"It's a difficult decision to close a store, and we've done all that we can to keep this location open," Steve Davis, a Borders senior vice-president, says in a press release. "This store has not met our profit objectives for some time now. In today's economy, no retailer can afford to operate stores that do not produce the kind of results required to sustain a location."
The three-level book, music, and movie retail store has operated on the Magnificent Mile since 1995.
The store closing may not come as much of a surprise to those who have followed business news recently. Borders has closed several stores and cut staff—including executive positions—this month. Shares closed at 58 cents Thursday (BGP) and have fallen nearly 95 percent in the past year. The company is in danger of having its stock delisted from the New York Stock Exchange.

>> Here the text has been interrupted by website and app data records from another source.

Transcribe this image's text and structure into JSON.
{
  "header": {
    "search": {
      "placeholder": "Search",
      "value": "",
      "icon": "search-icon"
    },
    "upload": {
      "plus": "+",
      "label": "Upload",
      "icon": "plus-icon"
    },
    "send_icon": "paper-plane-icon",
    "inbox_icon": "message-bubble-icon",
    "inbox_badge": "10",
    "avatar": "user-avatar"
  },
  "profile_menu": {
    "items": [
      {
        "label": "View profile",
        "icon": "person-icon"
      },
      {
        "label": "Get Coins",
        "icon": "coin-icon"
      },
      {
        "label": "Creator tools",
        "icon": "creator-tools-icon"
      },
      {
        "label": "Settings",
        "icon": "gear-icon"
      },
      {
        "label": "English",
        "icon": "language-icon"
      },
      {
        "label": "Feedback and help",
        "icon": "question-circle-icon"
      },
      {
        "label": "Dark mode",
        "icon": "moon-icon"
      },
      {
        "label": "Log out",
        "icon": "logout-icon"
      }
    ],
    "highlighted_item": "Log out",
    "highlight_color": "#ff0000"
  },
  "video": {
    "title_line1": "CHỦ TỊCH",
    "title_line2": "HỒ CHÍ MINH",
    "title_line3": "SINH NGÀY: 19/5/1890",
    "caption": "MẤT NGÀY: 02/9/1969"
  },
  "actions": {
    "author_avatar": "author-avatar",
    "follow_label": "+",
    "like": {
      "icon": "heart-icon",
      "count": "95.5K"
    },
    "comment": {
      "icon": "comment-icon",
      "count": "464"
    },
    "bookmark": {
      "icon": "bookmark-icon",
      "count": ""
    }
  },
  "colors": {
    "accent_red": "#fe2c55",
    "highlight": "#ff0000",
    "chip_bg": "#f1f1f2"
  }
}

Brick-and-mortar bookstores must offer something that their online competition can't. They must provide more than just books. Many independent bookstores offer a personal touch and are gathering places for social clubs, students, and folks just looking for a quiet corner. National retailers like Borders and Barnes & Noble, who focus primarily on sales and not on community, may not survive if trends continue.